Women’s labour migration in the context of globalisation January 2013 Andrea Spehar PhD Political Science Oksana S Green PhD in Sociology
Current trends in women’s migration Women currently make up around half of the world’s estimated 210 million international migrants
Current trends in women’s migration • Women are, to a lesser degree today than previously, migrating as ’family dependents’ with their husbands or to join their husbands abroad. Instead women migrate independently (or with their families) as main income earners • Women’s labour migration is primarily stimulated by large economic and social inequalities in the world • Women tend to be disadvantaged in the process of migration compared to men and face multiple challenges and adverse conditions based on the intersection of gender, age, nationality, class and ethnicity. • The disadvantaged position of many migrant women leads repeatedly to increased exploitation and a growing vulnerability of their health, bodily integrity and well-being.
Women’s low-skill labour migration • A majority of low-skilled women migrants in the service sector.

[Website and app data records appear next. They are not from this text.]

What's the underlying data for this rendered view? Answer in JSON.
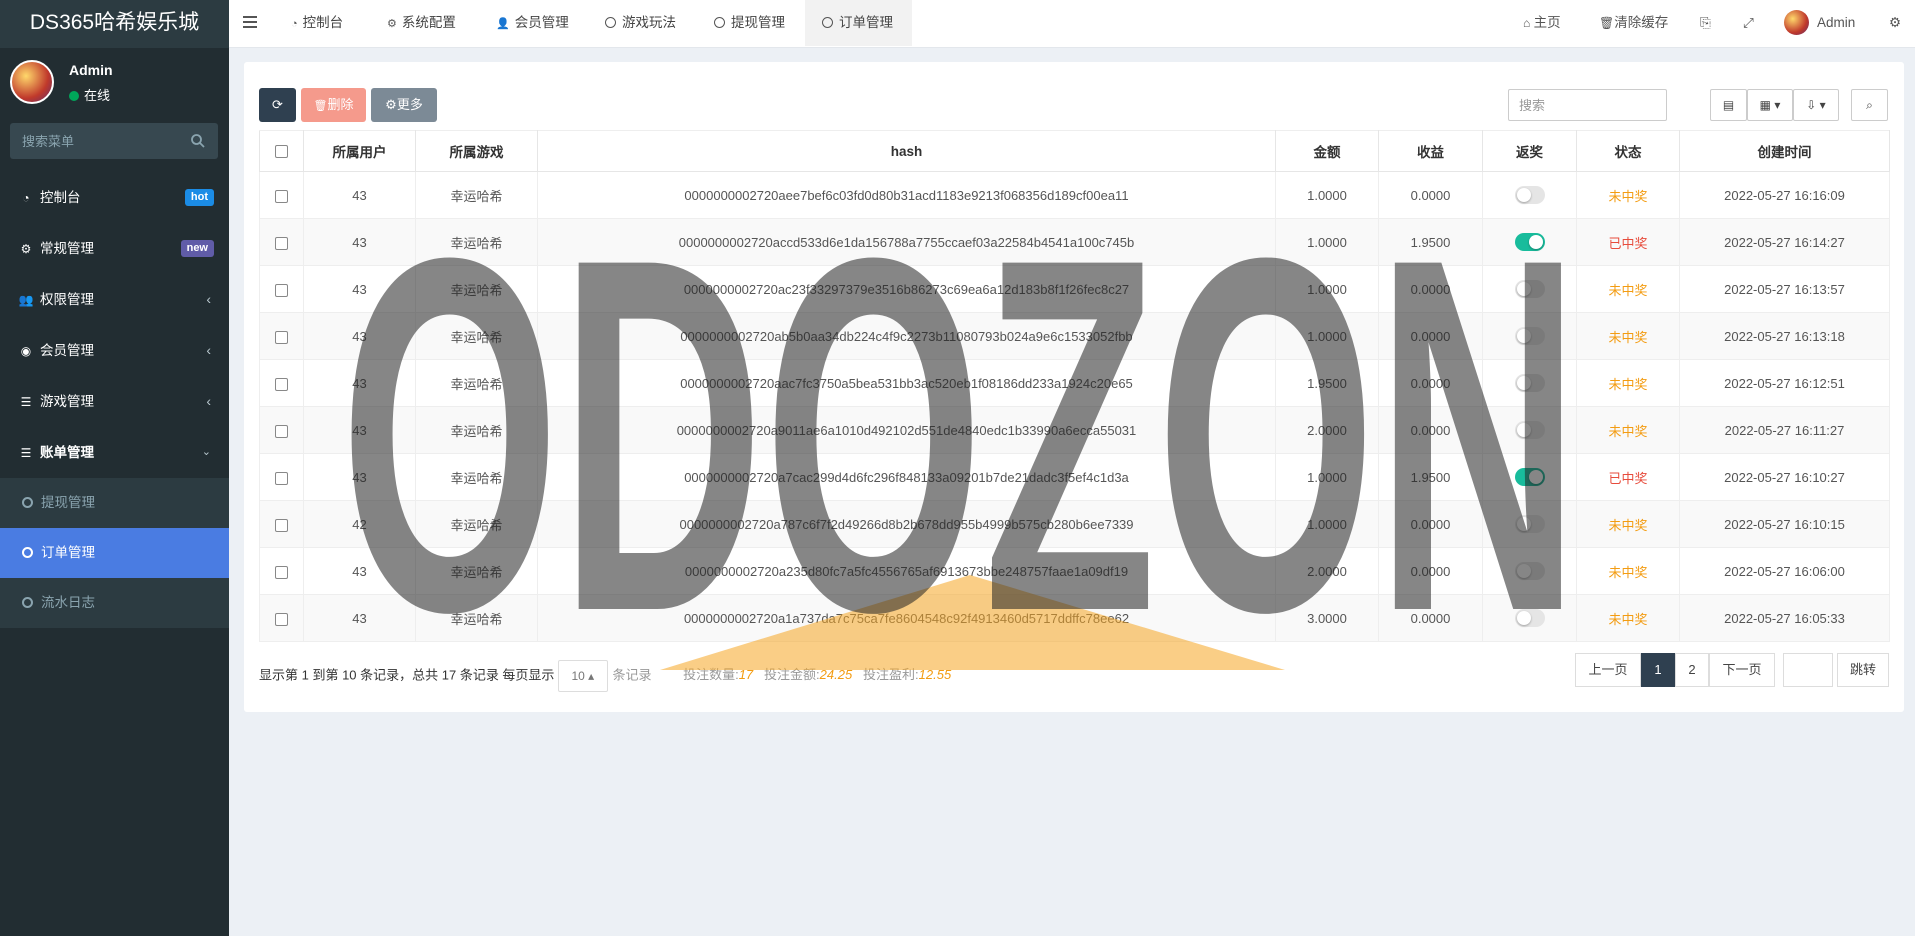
{
  "sidebar": {
    "brand": "DS365哈希娱乐城",
    "user": {
      "name": "Admin",
      "status": "在线"
    },
    "search_placeholder": "搜索菜单",
    "items": [
      {
        "label": "控制台",
        "icon": "dashboard-icon",
        "badge": "hot"
      },
      {
        "label": "常规管理",
        "icon": "cogs-icon",
        "badge": "new"
      },
      {
        "label": "权限管理",
        "icon": "group-icon"
      },
      {
        "label": "会员管理",
        "icon": "user-circle-icon"
      },
      {
        "label": "游戏管理",
        "icon": "list-icon"
      },
      {
        "label": "账单管理",
        "icon": "list-icon",
        "expanded": true
      }
    ],
    "subitems": [
      {
        "label": "提现管理"
      },
      {
        "label": "订单管理",
        "active": true
      },
      {
        "label": "流水日志"
      }
    ]
  },
  "topbar": {
    "tabs": [
      {
        "label": "控制台",
        "icon": "dashboard-icon"
      },
      {
        "label": "系统配置",
        "icon": "gear-icon"
      },
      {
        "label": "会员管理",
        "icon": "user-icon"
      },
      {
        "label": "游戏玩法",
        "icon": "circle-icon"
      },
      {
        "label": "提现管理",
        "icon": "circle-icon"
      },
      {
        "label": "订单管理",
        "icon": "circle-icon",
        "active": true
      }
    ],
    "right": {
      "home": "主页",
      "clear_cache": "清除缓存",
      "admin": "Admin"
    }
  },
  "toolbar": {
    "delete_label": "删除",
    "more_label": "更多",
    "search_placeholder": "搜索"
  },
  "table": {
    "headers": [
      "所属用户",
      "所属游戏",
      "hash",
      "金额",
      "收益",
      "返奖",
      "状态",
      "创建时间"
    ],
    "rows": [
      {
        "user": "43",
        "game": "幸运哈希",
        "hash": "0000000002720aee7bef6c03fd0d80b31acd1183e9213f068356d189cf00ea11",
        "amount": "1.0000",
        "profit": "0.0000",
        "payout": false,
        "status": "未中奖",
        "time": "2022-05-27 16:16:09"
      },
      {
        "user": "43",
        "game": "幸运哈希",
        "hash": "0000000002720accd533d6e1da156788a7755ccaef03a22584b4541a100c745b",
        "amount": "1.0000",
        "profit": "1.9500",
        "payout": true,
        "status": "已中奖",
        "time": "2022-05-27 16:14:27"
      },
      {
        "user": "43",
        "game": "幸运哈希",
        "hash": "0000000002720ac23f33297379e3516b86273c69ea6a12d183b8f1f26fec8c27",
        "amount": "1.0000",
        "profit": "0.0000",
        "payout": false,
        "status": "未中奖",
        "time": "2022-05-27 16:13:57"
      },
      {
        "user": "43",
        "game": "幸运哈希",
        "hash": "0000000002720ab5b0aa34db224c4f9c2273b11080793b024a9e6c1533052fbb",
        "amount": "1.0000",
        "profit": "0.0000",
        "payout": false,
        "status": "未中奖",
        "time": "2022-05-27 16:13:18"
      },
      {
        "user": "43",
        "game": "幸运哈希",
        "hash": "0000000002720aac7fc3750a5bea531bb3ac520eb1f08186dd233a1924c20e65",
        "amount": "1.9500",
        "profit": "0.0000",
        "payout": false,
        "status": "未中奖",
        "time": "2022-05-27 16:12:51"
      },
      {
        "user": "43",
        "game": "幸运哈希",
        "hash": "0000000002720a9011ae6a1010d492102d551de4840edc1b33990a6ecca55031",
        "amount": "2.0000",
        "profit": "0.0000",
        "payout": false,
        "status": "未中奖",
        "time": "2022-05-27 16:11:27"
      },
      {
        "user": "43",
        "game": "幸运哈希",
        "hash": "0000000002720a7cac299d4d6fc296f848133a09201b7de21dadc3f5ef4c1d3a",
        "amount": "1.0000",
        "profit": "1.9500",
        "payout": true,
        "status": "已中奖",
        "time": "2022-05-27 16:10:27"
      },
      {
        "user": "42",
        "game": "幸运哈希",
        "hash": "0000000002720a787c6f7f2d49266d8b2b678dd955b4999b575cb280b6ee7339",
        "amount": "1.0000",
        "profit": "0.0000",
        "payout": false,
        "status": "未中奖",
        "time": "2022-05-27 16:10:15"
      },
      {
        "user": "43",
        "game": "幸运哈希",
        "hash": "0000000002720a235d80fc7a5fc4556765af6913673bbe248757faae1a09df19",
        "amount": "2.0000",
        "profit": "0.0000",
        "payout": false,
        "status": "未中奖",
        "time": "2022-05-27 16:06:00"
      },
      {
        "user": "43",
        "game": "幸运哈希",
        "hash": "0000000002720a1a737da7c75ca7fe8604548c92f4913460d5717ddffc78ee62",
        "amount": "3.0000",
        "profit": "0.0000",
        "payout": false,
        "status": "未中奖",
        "time": "2022-05-27 16:05:33"
      }
    ]
  },
  "footer": {
    "range_text": "显示第 1 到第 10 条记录，总共 17 条记录 每页显示",
    "page_size": "10",
    "records_suffix": "条记录",
    "bet_count_label": "投注数量:",
    "bet_count": "17",
    "bet_amount_label": "投注金额:",
    "bet_amount": "24.25",
    "bet_profit_label": "投注盈利:",
    "bet_profit": "12.55",
    "prev": "上一页",
    "pages": [
      "1",
      "2"
    ],
    "current_page": "1",
    "next": "下一页",
    "jump": "跳转"
  },
  "watermark": {
    "text": "ODOZON"
  },
  "colors": {
    "sidebar_bg": "#222d32",
    "active_blue": "#4a7ce2",
    "lose_orange": "#f39c12",
    "win_red": "#e74c3c",
    "switch_on": "#18bc9c"
  }
}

In the industrial sector (manufacturing) women and men are equally represented • Enterprise cleaning services, hotels, restaurants, catering, domestic work and tourism • Most jobs in these occupations are performed informally by undocumented workers • Workings conditions within these sectors characterised by insecure working conditions, low wages and a lack of social protection. • In most migration flows involving high-skilled employment – obviously less likely to take place under exploitative conditions – women are in a minority.
Why is it so difficult to uphold and enforce migrant women rights? • Today, MDWs a formal topic on the agenda of many migration-related conferences and forums • 2011 – ILO Convention and accompanying Recommendation on decent work for domestic workers • Minimum wage, working hours, day of rest in a week, overtime wages, terms of employment, social security, and maternity protection.
MIGRANT WOMEN IN THE EUROPEAN UNION • In European labour markets there is an increasing trend of informalisation, flexibilisation and casualisation of work.
Circular migration as a new vision for the European Union • Growing need for labour migration in to Europe • Close connection between migration and development • Accute need for new regulation of illicit migration in to Europe • GCIM (2005), Global Approach to Migration (EC 2005), Migration and development (EC2005a), Circular migration and mobility partnerships (EC2007), EU conference on Labour migration and it’s potential in the age of mobility (2009) • Parliamentary committe for Circular Migration in Sweden 2009
No strict defition of the concept • Life-circule perspective on migration • Spontaneous rather than managed migration • Three major groups of migrants: labour migrants, international students and entrepreneurs • New rules for labour migration 2008 • Political will to promote labour mobility • Unutilised capacity of Swedish diaspora and immigrants in Sweden Responce to circular migration In Sweden 10-06-28
Domestic work and migration in Europe • Growing demand and importance of MDW (especially care work) for the European economy and the welfare • However, domestic work is undervalued, invisible, poorly regulated and performed maily in the informal sector • Domestic workers vulnerable to abuses of fundamental human rights (forced labour, child labour and discrimination)